TASK PROMPT
For each line of the material below, give that line again word for word.

::: GIVEN RECORDS :::

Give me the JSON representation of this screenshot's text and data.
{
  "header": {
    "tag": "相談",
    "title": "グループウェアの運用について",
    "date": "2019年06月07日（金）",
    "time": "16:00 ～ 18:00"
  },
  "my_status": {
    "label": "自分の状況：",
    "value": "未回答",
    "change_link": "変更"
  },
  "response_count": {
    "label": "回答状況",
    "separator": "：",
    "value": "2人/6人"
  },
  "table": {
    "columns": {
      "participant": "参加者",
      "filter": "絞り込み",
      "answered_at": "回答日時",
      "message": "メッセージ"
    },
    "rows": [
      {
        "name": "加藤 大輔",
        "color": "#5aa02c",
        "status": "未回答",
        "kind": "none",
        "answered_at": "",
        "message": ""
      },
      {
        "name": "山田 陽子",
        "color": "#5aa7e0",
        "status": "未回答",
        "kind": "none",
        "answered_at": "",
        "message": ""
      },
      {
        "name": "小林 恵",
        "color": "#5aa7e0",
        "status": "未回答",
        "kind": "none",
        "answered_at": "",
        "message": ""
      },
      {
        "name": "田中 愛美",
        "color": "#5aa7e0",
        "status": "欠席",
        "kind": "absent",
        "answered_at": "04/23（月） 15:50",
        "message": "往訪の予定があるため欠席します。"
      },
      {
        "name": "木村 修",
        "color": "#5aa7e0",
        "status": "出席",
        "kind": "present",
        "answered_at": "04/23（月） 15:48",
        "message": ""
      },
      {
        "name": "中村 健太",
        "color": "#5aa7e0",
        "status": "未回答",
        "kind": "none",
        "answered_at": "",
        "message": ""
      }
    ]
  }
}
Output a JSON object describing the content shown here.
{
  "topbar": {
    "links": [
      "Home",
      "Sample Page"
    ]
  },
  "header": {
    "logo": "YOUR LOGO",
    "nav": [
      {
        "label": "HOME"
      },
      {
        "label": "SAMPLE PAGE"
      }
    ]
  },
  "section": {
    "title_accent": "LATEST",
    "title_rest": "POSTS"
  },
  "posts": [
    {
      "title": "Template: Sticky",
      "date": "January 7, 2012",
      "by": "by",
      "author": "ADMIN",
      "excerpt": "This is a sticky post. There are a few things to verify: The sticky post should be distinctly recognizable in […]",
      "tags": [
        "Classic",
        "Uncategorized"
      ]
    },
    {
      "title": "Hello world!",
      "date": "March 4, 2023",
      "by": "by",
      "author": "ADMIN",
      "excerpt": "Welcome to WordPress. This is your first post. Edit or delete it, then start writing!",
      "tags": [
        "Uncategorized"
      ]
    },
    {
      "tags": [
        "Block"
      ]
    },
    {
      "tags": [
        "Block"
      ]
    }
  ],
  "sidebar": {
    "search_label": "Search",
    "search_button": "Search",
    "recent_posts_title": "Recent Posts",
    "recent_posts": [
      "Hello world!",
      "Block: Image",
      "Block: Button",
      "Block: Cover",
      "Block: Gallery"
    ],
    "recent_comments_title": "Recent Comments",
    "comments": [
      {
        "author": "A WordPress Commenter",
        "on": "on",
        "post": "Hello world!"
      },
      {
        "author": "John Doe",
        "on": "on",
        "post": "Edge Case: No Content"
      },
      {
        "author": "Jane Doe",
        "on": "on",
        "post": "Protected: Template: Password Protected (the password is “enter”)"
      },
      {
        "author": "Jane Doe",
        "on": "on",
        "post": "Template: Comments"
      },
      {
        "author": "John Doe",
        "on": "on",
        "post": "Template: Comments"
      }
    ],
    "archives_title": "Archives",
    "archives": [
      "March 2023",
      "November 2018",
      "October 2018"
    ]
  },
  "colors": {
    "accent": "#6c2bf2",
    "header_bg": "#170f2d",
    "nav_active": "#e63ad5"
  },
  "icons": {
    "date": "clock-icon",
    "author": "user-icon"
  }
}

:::

ANSWER AREA
Give me the JSON representation of this screenshot's text and data.
{
  "header": {
    "tag": "相談",
    "title": "グループウェアの運用について",
    "date": "2019年06月07日（金）",
    "time": "16:00 ～ 18:00"
  },
  "my_status": {
    "label": "自分の状況：",
    "value": "未回答",
    "change_link": "変更"
  },
  "response_count": {
    "label": "回答状況",
    "separator": "：",
    "value": "2人/6人"
  },
  "table": {
    "columns": {
      "participant": "参加者",
      "filter": "絞り込み",
      "answered_at": "回答日時",
      "message": "メッセージ"
    },
    "rows": [
      {
        "name": "加藤 大輔",
        "color": "#5aa02c",
        "status": "未回答",
        "kind": "none",
        "answered_at": "",
        "message": ""
      },
      {
        "name": "山田 陽子",
        "color": "#5aa7e0",
        "status": "未回答",
        "kind": "none",
        "answered_at": "",
        "message": ""
      },
      {
        "name": "小林 恵",
        "color": "#5aa7e0",
        "status": "未回答",
        "kind": "none",
        "answered_at": "",
        "message": ""
      },
      {
        "name": "田中 愛美",
        "color": "#5aa7e0",
        "status": "欠席",
        "kind": "absent",
        "answered_at": "04/23（月） 15:50",
        "message": "往訪の予定があるため欠席します。"
      },
      {
        "name": "木村 修",
        "color": "#5aa7e0",
        "status": "出席",
        "kind": "present",
        "answered_at": "04/23（月） 15:48",
        "message": ""
      },
      {
        "name": "中村 健太",
        "color": "#5aa7e0",
        "status": "未回答",
        "kind": "none",
        "answered_at": "",
        "message": ""
      }
    ]
  }
}
Output a JSON object describing the content shown here.
{
  "topbar": {
    "links": [
      "Home",
      "Sample Page"
    ]
  },
  "header": {
    "logo": "YOUR LOGO",
    "nav": [
      {
        "label": "HOME"
      },
      {
        "label": "SAMPLE PAGE"
      }
    ]
  },
  "section": {
    "title_accent": "LATEST",
    "title_rest": "POSTS"
  },
  "posts": [
    {
      "title": "Template: Sticky",
      "date": "January 7, 2012",
      "by": "by",
      "author": "ADMIN",
      "excerpt": "This is a sticky post. There are a few things to verify: The sticky post should be distinctly recognizable in […]",
      "tags": [
        "Classic",
        "Uncategorized"
      ]
    },
    {
      "title": "Hello world!",
      "date": "March 4, 2023",
      "by": "by",
      "author": "ADMIN",
      "excerpt": "Welcome to WordPress. This is your first post. Edit or delete it, then start writing!",
      "tags": [
        "Uncategorized"
      ]
    },
    {
      "tags": [
        "Block"
      ]
    },
    {
      "tags": [
        "Block"
      ]
    }
  ],
  "sidebar": {
    "search_label": "Search",
    "search_button": "Search",
    "recent_posts_title": "Recent Posts",
    "recent_posts": [
      "Hello world!",
      "Block: Image",
      "Block: Button",
      "Block: Cover",
      "Block: Gallery"
    ],
    "recent_comments_title": "Recent Comments",
    "comments": [
      {
        "author": "A WordPress Commenter",
        "on": "on",
        "post": "Hello world!"
      },
      {
        "author": "John Doe",
        "on": "on",
        "post": "Edge Case: No Content"
      },
      {
        "author": "Jane Doe",
        "on": "on",
        "post": "Protected: Template: Password Protected (the password is “enter”)"
      },
      {
        "author": "Jane Doe",
        "on": "on",
        "post": "Template: Comments"
      },
      {
        "author": "John Doe",
        "on": "on",
        "post": "Template: Comments"
      }
    ],
    "archives_title": "Archives",
    "archives": [
      "March 2023",
      "November 2018",
      "October 2018"
    ]
  },
  "colors": {
    "accent": "#6c2bf2",
    "header_bg": "#170f2d",
    "nav_active": "#e63ad5"
  },
  "icons": {
    "date": "clock-icon",
    "author": "user-icon"
  }
}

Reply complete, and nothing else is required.